The unexpected highlight of the evening was a twist on a risotto that made a hero of three humble ingredients: Maris Piper potatoes cut into tiny cubes, confit garlic, and golden egg yolks that are cooked sous vide for three hours then whisked into submission. Punchy, peppery, creamy and comforting, it was one of the most indulgent and memorable dishes I’ve eaten all year. Having worked in the wine trade before venturing into gin, Lawson-King’s list is small but perfectly formed.
His choice of Villa Blanche Viognier from the Pays d’Oc proved a perfect partner for the risotto, its opulent notes of white peach and apricot holding their own against the garlic-fuelled intensity of the dish. Wanting to make the most of the blink-and-you’ll-miss-it window for wild garlic, I ordered the pillowy potato gnocchi – which is made fresh on site each morning by Idione – topped with earthy foraged mushrooms and a pungent pale green wild garlic sauce that packed a flavour punch without knocking the dish out of balance.
The team were finding their feet on our visit – there was a noticeable wait between our starters and mains – but the food was on point throughout. A side dish of braised peas, baby gem and pancetta perfectly encapsulated the restaurant’s ethos and how much ingredients that have been grown with care can sing of themselves.
From the open kitchen to the easy tableside manner of the staff, there’s a rough around the edges honesty about the place that feels very genuine. The atmosphere may be convivial, but the food is taken very seriously here. There are no cloches, foams or convoluted concepts. Instead, simple dishes created from hyper local ingredients are given the pedestal they deserve.
Post feast, our dwelling for the evening was Ingleside House, a wonderfully irreverent, Grade II listed boutique hotel close to the centre of Cirencester, which reopened in May 2021 after a glitzy refurb. Its 11 rooms ramp up the camp with pastel walls and flamboyant flourishes. Named in honour of the director of the Barn Theatre next door, our room was an Art Deco-inspired riot of candyfloss pink and emerald green boasting a free-standing bath big enough to swim in with a generous jar of salts within arm’s reach.
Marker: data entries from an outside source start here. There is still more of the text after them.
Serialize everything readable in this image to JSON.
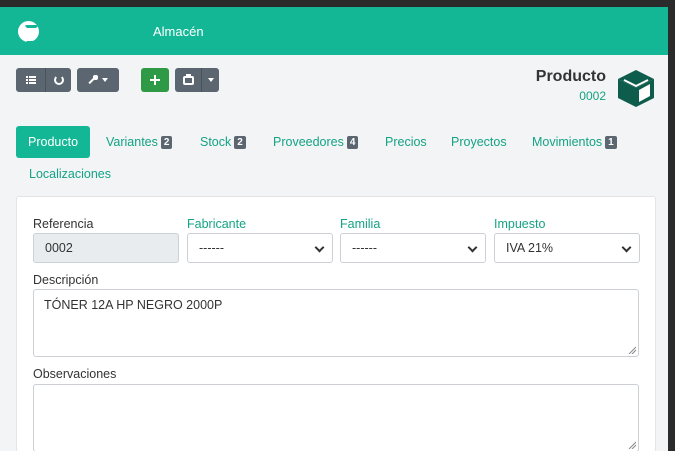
{
  "navbar": {
    "title": "Almacén",
    "logo_icon": "facturascripts-logo-icon"
  },
  "toolbar": {
    "buttons": [
      "list-icon",
      "refresh-icon",
      "wrench-icon",
      "plus-icon",
      "print-icon"
    ]
  },
  "product": {
    "title": "Producto",
    "code": "0002",
    "icon": "cube-icon"
  },
  "tabs": [
    {
      "label": "Producto",
      "badge": ""
    },
    {
      "label": "Variantes",
      "badge": "2"
    },
    {
      "label": "Stock",
      "badge": "2"
    },
    {
      "label": "Proveedores",
      "badge": "4"
    },
    {
      "label": "Precios",
      "badge": ""
    },
    {
      "label": "Proyectos",
      "badge": ""
    },
    {
      "label": "Movimientos",
      "badge": "1"
    },
    {
      "label": "Localizaciones",
      "badge": ""
    }
  ],
  "form": {
    "referencia_label": "Referencia",
    "referencia_value": "0002",
    "fabricante_label": "Fabricante",
    "fabricante_value": "------",
    "familia_label": "Familia",
    "familia_value": "------",
    "impuesto_label": "Impuesto",
    "impuesto_value": "IVA 21%",
    "descripcion_label": "Descripción",
    "descripcion_value": "TÓNER 12A HP NEGRO 2000P",
    "observaciones_label": "Observaciones",
    "observaciones_value": ""
  },
  "colors": {
    "brand": "#13b796",
    "link": "#13a385",
    "button_grey": "#5b6670",
    "button_green": "#2e9a46",
    "cube": "#0d5c4c"
  }
}
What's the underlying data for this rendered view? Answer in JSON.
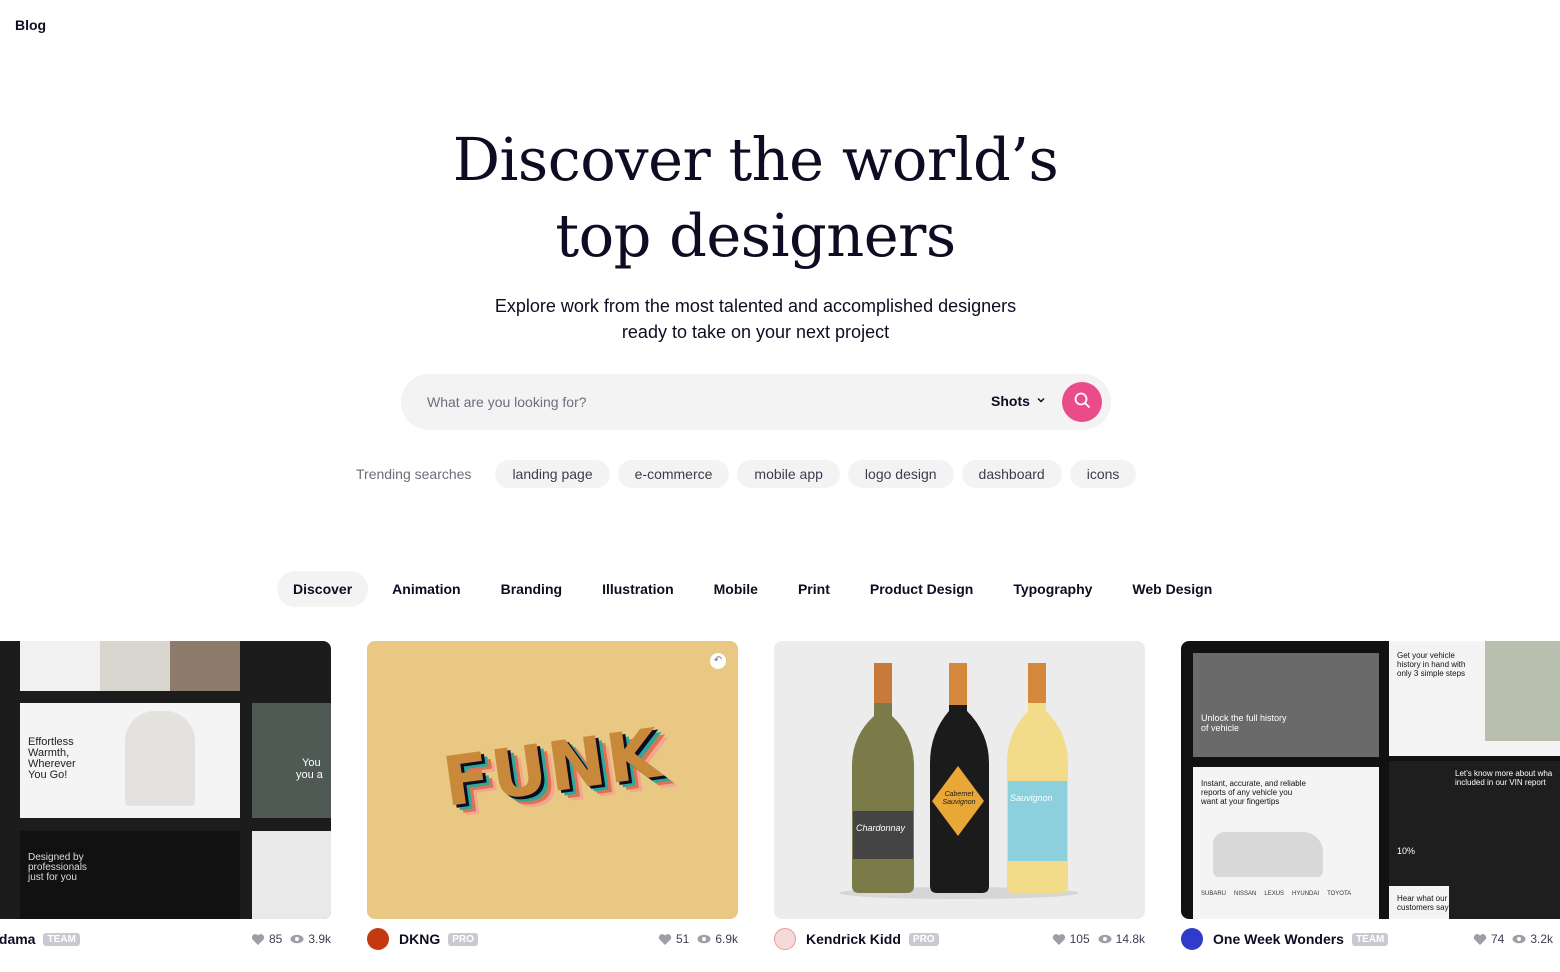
{
  "nav": {
    "blog": "Blog"
  },
  "hero": {
    "title_line1": "Discover the world’s",
    "title_line2": "top designers",
    "subtitle_line1": "Explore work from the most talented and accomplished designers",
    "subtitle_line2": "ready to take on your next project"
  },
  "search": {
    "placeholder": "What are you looking for?",
    "type": "Shots",
    "accent": "#ea4c89"
  },
  "trending": {
    "label": "Trending searches",
    "items": [
      "landing page",
      "e-commerce",
      "mobile app",
      "logo design",
      "dashboard",
      "icons"
    ]
  },
  "categories": [
    "Discover",
    "Animation",
    "Branding",
    "Illustration",
    "Mobile",
    "Print",
    "Product Design",
    "Typography",
    "Web Design"
  ],
  "shots": [
    {
      "author": "Odama",
      "badge": "TEAM",
      "likes": "85",
      "views": "3.9k",
      "texts": [
        "Effortless Warmth, Wherever You Go!",
        "Designed by professionals just for you",
        "You",
        "you a"
      ]
    },
    {
      "author": "DKNG",
      "badge": "PRO",
      "likes": "51",
      "views": "6.9k",
      "texts": [
        "FUNK"
      ],
      "bg": "#e8c883"
    },
    {
      "author": "Kendrick Kidd",
      "badge": "PRO",
      "likes": "105",
      "views": "14.8k",
      "texts": [
        "Chardonnay",
        "Cabernet Sauvignon",
        "Sauvignon"
      ]
    },
    {
      "author": "One Week Wonders",
      "badge": "TEAM",
      "likes": "74",
      "views": "3.2k",
      "texts": [
        "Unlock the full history of vehicle",
        "Get your vehicle history in hand with only 3 simple steps",
        "Instant, accurate, and reliable reports of any vehicle you want at your fingertips",
        "Let’s know more about wha included in our VIN report",
        "10%",
        "Hear what our customers say",
        "SUBARU",
        "NISSAN",
        "LEXUS",
        "HYUNDAI",
        "TOYOTA"
      ]
    }
  ]
}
With its big headboard energy, the ludicrously comfy super king bed was large enough to lose your lover in.
Elegant touches, from the fluffy bathrobes and the luxurious linen to the Molten Brown products added to the ambiance, while a scalloped velvet armchair, retro radio and chandelier made it feel like I’d stepped through a portal into Lauren Bacall’s bedroom.
Breakfast in the flamingo-wallpapered Téatro restaurant the next morning offered an appealing mix of soothing classics, like nut-spiked granola and French toast with prunes, alongside more exotic additions like shakshuka with goat’s curd, and citrus salad with pomegranate and coconut. If you like your hotels quirky and kitsch then Ingleside House is worth a look if you’re seeking a Cotswolds bolthole with oodles of character.
Roots and Seeds is open for breakfast and lunch Monday to Sunday, and dinner Thursday to Saturday. You can book via the website at www.rootsandseeds.co.uk.